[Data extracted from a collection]

'''

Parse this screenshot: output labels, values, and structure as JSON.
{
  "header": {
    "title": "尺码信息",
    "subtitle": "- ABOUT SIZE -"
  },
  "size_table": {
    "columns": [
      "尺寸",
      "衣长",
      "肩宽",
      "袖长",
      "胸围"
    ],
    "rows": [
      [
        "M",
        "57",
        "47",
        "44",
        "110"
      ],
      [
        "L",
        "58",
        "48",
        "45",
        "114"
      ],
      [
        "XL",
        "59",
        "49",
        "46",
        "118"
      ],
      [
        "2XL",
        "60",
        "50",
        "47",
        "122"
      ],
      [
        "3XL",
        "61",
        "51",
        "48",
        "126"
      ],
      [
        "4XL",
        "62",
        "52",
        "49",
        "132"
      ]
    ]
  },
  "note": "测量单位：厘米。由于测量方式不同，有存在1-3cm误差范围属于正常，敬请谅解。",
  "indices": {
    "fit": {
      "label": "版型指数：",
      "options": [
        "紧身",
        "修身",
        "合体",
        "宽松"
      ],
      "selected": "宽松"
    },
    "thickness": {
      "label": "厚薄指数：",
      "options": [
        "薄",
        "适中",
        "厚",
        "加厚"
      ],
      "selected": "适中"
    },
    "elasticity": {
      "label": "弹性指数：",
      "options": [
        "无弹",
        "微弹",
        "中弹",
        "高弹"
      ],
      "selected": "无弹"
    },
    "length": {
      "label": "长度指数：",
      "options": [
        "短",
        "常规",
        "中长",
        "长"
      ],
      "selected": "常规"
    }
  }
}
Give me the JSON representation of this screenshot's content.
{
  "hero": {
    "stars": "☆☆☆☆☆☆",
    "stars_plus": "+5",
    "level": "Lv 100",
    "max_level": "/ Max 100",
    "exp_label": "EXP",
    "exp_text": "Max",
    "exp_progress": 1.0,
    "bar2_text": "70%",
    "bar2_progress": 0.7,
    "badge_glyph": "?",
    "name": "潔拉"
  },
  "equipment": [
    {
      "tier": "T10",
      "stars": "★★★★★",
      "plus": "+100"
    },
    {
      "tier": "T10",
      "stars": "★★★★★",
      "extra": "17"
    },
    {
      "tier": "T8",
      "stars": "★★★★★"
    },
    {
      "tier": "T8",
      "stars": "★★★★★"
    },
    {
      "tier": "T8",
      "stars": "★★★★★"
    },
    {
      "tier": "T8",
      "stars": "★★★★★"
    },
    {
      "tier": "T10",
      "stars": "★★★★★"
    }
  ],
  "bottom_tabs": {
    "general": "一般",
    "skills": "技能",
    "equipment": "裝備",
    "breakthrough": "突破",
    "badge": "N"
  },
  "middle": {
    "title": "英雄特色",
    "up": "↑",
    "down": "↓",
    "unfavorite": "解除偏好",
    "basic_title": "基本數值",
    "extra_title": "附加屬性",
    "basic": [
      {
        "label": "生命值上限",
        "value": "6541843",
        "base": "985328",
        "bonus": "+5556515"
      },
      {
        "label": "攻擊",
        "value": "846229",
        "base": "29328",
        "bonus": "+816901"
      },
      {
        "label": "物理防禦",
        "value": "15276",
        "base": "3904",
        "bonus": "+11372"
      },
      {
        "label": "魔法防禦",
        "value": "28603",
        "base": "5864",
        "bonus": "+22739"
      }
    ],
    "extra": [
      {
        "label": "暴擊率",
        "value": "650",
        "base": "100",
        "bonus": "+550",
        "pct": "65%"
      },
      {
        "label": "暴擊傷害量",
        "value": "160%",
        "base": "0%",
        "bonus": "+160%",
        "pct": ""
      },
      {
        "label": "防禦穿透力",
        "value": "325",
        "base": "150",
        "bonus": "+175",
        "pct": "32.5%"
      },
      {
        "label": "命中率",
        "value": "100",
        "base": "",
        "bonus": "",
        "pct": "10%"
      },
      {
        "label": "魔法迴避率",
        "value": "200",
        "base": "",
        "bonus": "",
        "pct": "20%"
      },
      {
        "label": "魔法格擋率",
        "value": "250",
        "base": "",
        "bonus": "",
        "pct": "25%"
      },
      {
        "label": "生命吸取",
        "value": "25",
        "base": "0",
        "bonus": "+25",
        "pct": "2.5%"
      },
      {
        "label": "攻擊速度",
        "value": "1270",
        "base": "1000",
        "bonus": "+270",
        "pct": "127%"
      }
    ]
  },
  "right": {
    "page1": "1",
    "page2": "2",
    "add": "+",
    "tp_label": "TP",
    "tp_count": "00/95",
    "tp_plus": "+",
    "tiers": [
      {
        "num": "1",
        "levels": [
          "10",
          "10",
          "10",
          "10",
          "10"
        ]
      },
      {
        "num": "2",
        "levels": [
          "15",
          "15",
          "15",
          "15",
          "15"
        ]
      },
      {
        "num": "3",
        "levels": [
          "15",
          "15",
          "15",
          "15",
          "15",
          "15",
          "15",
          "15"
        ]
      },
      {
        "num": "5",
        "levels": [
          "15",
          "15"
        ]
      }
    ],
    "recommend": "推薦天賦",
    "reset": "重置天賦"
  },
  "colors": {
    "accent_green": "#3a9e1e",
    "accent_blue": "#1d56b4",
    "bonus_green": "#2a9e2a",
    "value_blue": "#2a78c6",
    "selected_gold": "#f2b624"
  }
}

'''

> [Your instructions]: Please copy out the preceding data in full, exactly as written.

> [Answer for this exercise]:
Parse this screenshot: output labels, values, and structure as JSON.
{
  "header": {
    "title": "尺码信息",
    "subtitle": "- ABOUT SIZE -"
  },
  "size_table": {
    "columns": [
      "尺寸",
      "衣长",
      "肩宽",
      "袖长",
      "胸围"
    ],
    "rows": [
      [
        "M",
        "57",
        "47",
        "44",
        "110"
      ],
      [
        "L",
        "58",
        "48",
        "45",
        "114"
      ],
      [
        "XL",
        "59",
        "49",
        "46",
        "118"
      ],
      [
        "2XL",
        "60",
        "50",
        "47",
        "122"
      ],
      [
        "3XL",
        "61",
        "51",
        "48",
        "126"
      ],
      [
        "4XL",
        "62",
        "52",
        "49",
        "132"
      ]
    ]
  },
  "note": "测量单位：厘米。由于测量方式不同，有存在1-3cm误差范围属于正常，敬请谅解。",
  "indices": {
    "fit": {
      "label": "版型指数：",
      "options": [
        "紧身",
        "修身",
        "合体",
        "宽松"
      ],
      "selected": "宽松"
    },
    "thickness": {
      "label": "厚薄指数：",
      "options": [
        "薄",
        "适中",
        "厚",
        "加厚"
      ],
      "selected": "适中"
    },
    "elasticity": {
      "label": "弹性指数：",
      "options": [
        "无弹",
        "微弹",
        "中弹",
        "高弹"
      ],
      "selected": "无弹"
    },
    "length": {
      "label": "长度指数：",
      "options": [
        "短",
        "常规",
        "中长",
        "长"
      ],
      "selected": "常规"
    }
  }
}
Give me the JSON representation of this screenshot's content.
{
  "hero": {
    "stars": "☆☆☆☆☆☆",
    "stars_plus": "+5",
    "level": "Lv 100",
    "max_level": "/ Max 100",
    "exp_label": "EXP",
    "exp_text": "Max",
    "exp_progress": 1.0,
    "bar2_text": "70%",
    "bar2_progress": 0.7,
    "badge_glyph": "?",
    "name": "潔拉"
  },
  "equipment": [
    {
      "tier": "T10",
      "stars": "★★★★★",
      "plus": "+100"
    },
    {
      "tier": "T10",
      "stars": "★★★★★",
      "extra": "17"
    },
    {
      "tier": "T8",
      "stars": "★★★★★"
    },
    {
      "tier": "T8",
      "stars": "★★★★★"
    },
    {
      "tier": "T8",
      "stars": "★★★★★"
    },
    {
      "tier": "T8",
      "stars": "★★★★★"
    },
    {
      "tier": "T10",
      "stars": "★★★★★"
    }
  ],
  "bottom_tabs": {
    "general": "一般",
    "skills": "技能",
    "equipment": "裝備",
    "breakthrough": "突破",
    "badge": "N"
  },
  "middle": {
    "title": "英雄特色",
    "up": "↑",
    "down": "↓",
    "unfavorite": "解除偏好",
    "basic_title": "基本數值",
    "extra_title": "附加屬性",
    "basic": [
      {
        "label": "生命值上限",
        "value": "6541843",
        "base": "985328",
        "bonus": "+5556515"
      },
      {
        "label": "攻擊",
        "value": "846229",
        "base": "29328",
        "bonus": "+816901"
      },
      {
        "label": "物理防禦",
        "value": "15276",
        "base": "3904",
        "bonus": "+11372"
      },
      {
        "label": "魔法防禦",
        "value": "28603",
        "base": "5864",
        "bonus": "+22739"
      }
    ],
    "extra": [
      {
        "label": "暴擊率",
        "value": "650",
        "base": "100",
        "bonus": "+550",
        "pct": "65%"
      },
      {
        "label": "暴擊傷害量",
        "value": "160%",
        "base": "0%",
        "bonus": "+160%",
        "pct": ""
      },
      {
        "label": "防禦穿透力",
        "value": "325",
        "base": "150",
        "bonus": "+175",
        "pct": "32.5%"
      },
      {
        "label": "命中率",
        "value": "100",
        "base": "",
        "bonus": "",
        "pct": "10%"
      },
      {
        "label": "魔法迴避率",
        "value": "200",
        "base": "",
        "bonus": "",
        "pct": "20%"
      },
      {
        "label": "魔法格擋率",
        "value": "250",
        "base": "",
        "bonus": "",
        "pct": "25%"
      },
      {
        "label": "生命吸取",
        "value": "25",
        "base": "0",
        "bonus": "+25",
        "pct": "2.5%"
      },
      {
        "label": "攻擊速度",
        "value": "1270",
        "base": "1000",
        "bonus": "+270",
        "pct": "127%"
      }
    ]
  },
  "right": {
    "page1": "1",
    "page2": "2",
    "add": "+",
    "tp_label": "TP",
    "tp_count": "00/95",
    "tp_plus": "+",
    "tiers": [
      {
        "num": "1",
        "levels": [
          "10",
          "10",
          "10",
          "10",
          "10"
        ]
      },
      {
        "num": "2",
        "levels": [
          "15",
          "15",
          "15",
          "15",
          "15"
        ]
      },
      {
        "num": "3",
        "levels": [
          "15",
          "15",
          "15",
          "15",
          "15",
          "15",
          "15",
          "15"
        ]
      },
      {
        "num": "5",
        "levels": [
          "15",
          "15"
        ]
      }
    ],
    "recommend": "推薦天賦",
    "reset": "重置天賦"
  },
  "colors": {
    "accent_green": "#3a9e1e",
    "accent_blue": "#1d56b4",
    "bonus_green": "#2a9e2a",
    "value_blue": "#2a78c6",
    "selected_gold": "#f2b624"
  }
}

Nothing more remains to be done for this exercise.